# The task
Could you write out each of the records below exactly?

# Entries shown
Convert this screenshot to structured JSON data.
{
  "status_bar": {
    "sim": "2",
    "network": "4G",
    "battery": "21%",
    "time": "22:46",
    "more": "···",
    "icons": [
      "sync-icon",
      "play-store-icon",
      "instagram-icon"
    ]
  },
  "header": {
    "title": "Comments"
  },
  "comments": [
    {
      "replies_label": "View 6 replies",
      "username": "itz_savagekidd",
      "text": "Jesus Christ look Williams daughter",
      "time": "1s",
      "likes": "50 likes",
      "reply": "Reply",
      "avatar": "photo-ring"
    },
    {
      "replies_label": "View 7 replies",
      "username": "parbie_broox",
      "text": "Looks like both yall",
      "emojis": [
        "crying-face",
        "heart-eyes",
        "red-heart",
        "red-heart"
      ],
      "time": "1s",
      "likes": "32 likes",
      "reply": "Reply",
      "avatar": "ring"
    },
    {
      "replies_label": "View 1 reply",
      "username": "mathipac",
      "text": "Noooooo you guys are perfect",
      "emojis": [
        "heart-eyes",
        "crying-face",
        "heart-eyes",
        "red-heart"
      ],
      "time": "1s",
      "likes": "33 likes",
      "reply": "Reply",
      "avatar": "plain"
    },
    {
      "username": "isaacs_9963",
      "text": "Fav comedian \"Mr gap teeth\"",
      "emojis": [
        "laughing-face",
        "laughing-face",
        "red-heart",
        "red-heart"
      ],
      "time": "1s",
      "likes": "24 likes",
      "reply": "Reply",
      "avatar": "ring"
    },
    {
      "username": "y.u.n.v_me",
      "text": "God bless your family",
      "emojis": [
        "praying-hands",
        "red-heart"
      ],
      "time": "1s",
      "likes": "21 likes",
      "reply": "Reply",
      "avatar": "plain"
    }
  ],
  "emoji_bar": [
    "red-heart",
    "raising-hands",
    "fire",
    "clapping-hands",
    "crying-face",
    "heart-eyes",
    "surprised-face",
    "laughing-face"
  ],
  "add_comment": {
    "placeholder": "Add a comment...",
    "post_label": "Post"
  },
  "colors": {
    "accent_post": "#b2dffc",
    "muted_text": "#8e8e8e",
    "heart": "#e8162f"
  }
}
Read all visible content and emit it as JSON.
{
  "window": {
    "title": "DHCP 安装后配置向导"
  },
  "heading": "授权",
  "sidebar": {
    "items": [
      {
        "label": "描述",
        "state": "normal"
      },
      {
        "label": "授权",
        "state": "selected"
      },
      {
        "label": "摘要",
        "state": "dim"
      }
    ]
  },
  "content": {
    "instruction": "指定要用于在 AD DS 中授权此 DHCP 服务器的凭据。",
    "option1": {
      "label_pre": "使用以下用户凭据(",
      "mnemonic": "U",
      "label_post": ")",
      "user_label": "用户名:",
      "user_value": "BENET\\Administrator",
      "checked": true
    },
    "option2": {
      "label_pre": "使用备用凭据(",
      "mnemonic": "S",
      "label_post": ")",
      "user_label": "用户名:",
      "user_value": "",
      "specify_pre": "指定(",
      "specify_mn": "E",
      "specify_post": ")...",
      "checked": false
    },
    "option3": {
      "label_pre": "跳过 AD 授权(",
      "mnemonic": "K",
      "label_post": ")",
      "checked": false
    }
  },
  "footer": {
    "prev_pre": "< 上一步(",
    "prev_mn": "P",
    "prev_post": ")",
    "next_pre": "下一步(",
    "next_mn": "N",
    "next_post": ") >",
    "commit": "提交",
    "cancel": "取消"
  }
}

# Completed task
Convert this screenshot to structured JSON data.
{
  "status_bar": {
    "sim": "2",
    "network": "4G",
    "battery": "21%",
    "time": "22:46",
    "more": "···",
    "icons": [
      "sync-icon",
      "play-store-icon",
      "instagram-icon"
    ]
  },
  "header": {
    "title": "Comments"
  },
  "comments": [
    {
      "replies_label": "View 6 replies",
      "username": "itz_savagekidd",
      "text": "Jesus Christ look Williams daughter",
      "time": "1s",
      "likes": "50 likes",
      "reply": "Reply",
      "avatar": "photo-ring"
    },
    {
      "replies_label": "View 7 replies",
      "username": "parbie_broox",
      "text": "Looks like both yall",
      "emojis": [
        "crying-face",
        "heart-eyes",
        "red-heart",
        "red-heart"
      ],
      "time": "1s",
      "likes": "32 likes",
      "reply": "Reply",
      "avatar": "ring"
    },
    {
      "replies_label": "View 1 reply",
      "username": "mathipac",
      "text": "Noooooo you guys are perfect",
      "emojis": [
        "heart-eyes",
        "crying-face",
        "heart-eyes",
        "red-heart"
      ],
      "time": "1s",
      "likes": "33 likes",
      "reply": "Reply",
      "avatar": "plain"
    },
    {
      "username": "isaacs_9963",
      "text": "Fav comedian \"Mr gap teeth\"",
      "emojis": [
        "laughing-face",
        "laughing-face",
        "red-heart",
        "red-heart"
      ],
      "time": "1s",
      "likes": "24 likes",
      "reply": "Reply",
      "avatar": "ring"
    },
    {
      "username": "y.u.n.v_me",
      "text": "God bless your family",
      "emojis": [
        "praying-hands",
        "red-heart"
      ],
      "time": "1s",
      "likes": "21 likes",
      "reply": "Reply",
      "avatar": "plain"
    }
  ],
  "emoji_bar": [
    "red-heart",
    "raising-hands",
    "fire",
    "clapping-hands",
    "crying-face",
    "heart-eyes",
    "surprised-face",
    "laughing-face"
  ],
  "add_comment": {
    "placeholder": "Add a comment...",
    "post_label": "Post"
  },
  "colors": {
    "accent_post": "#b2dffc",
    "muted_text": "#8e8e8e",
    "heart": "#e8162f"
  }
}
Read all visible content and emit it as JSON.
{
  "window": {
    "title": "DHCP 安装后配置向导"
  },
  "heading": "授权",
  "sidebar": {
    "items": [
      {
        "label": "描述",
        "state": "normal"
      },
      {
        "label": "授权",
        "state": "selected"
      },
      {
        "label": "摘要",
        "state": "dim"
      }
    ]
  },
  "content": {
    "instruction": "指定要用于在 AD DS 中授权此 DHCP 服务器的凭据。",
    "option1": {
      "label_pre": "使用以下用户凭据(",
      "mnemonic": "U",
      "label_post": ")",
      "user_label": "用户名:",
      "user_value": "BENET\\Administrator",
      "checked": true
    },
    "option2": {
      "label_pre": "使用备用凭据(",
      "mnemonic": "S",
      "label_post": ")",
      "user_label": "用户名:",
      "user_value": "",
      "specify_pre": "指定(",
      "specify_mn": "E",
      "specify_post": ")...",
      "checked": false
    },
    "option3": {
      "label_pre": "跳过 AD 授权(",
      "mnemonic": "K",
      "label_post": ")",
      "checked": false
    }
  },
  "footer": {
    "prev_pre": "< 上一步(",
    "prev_mn": "P",
    "prev_post": ")",
    "next_pre": "下一步(",
    "next_mn": "N",
    "next_post": ") >",
    "commit": "提交",
    "cancel": "取消"
  }
}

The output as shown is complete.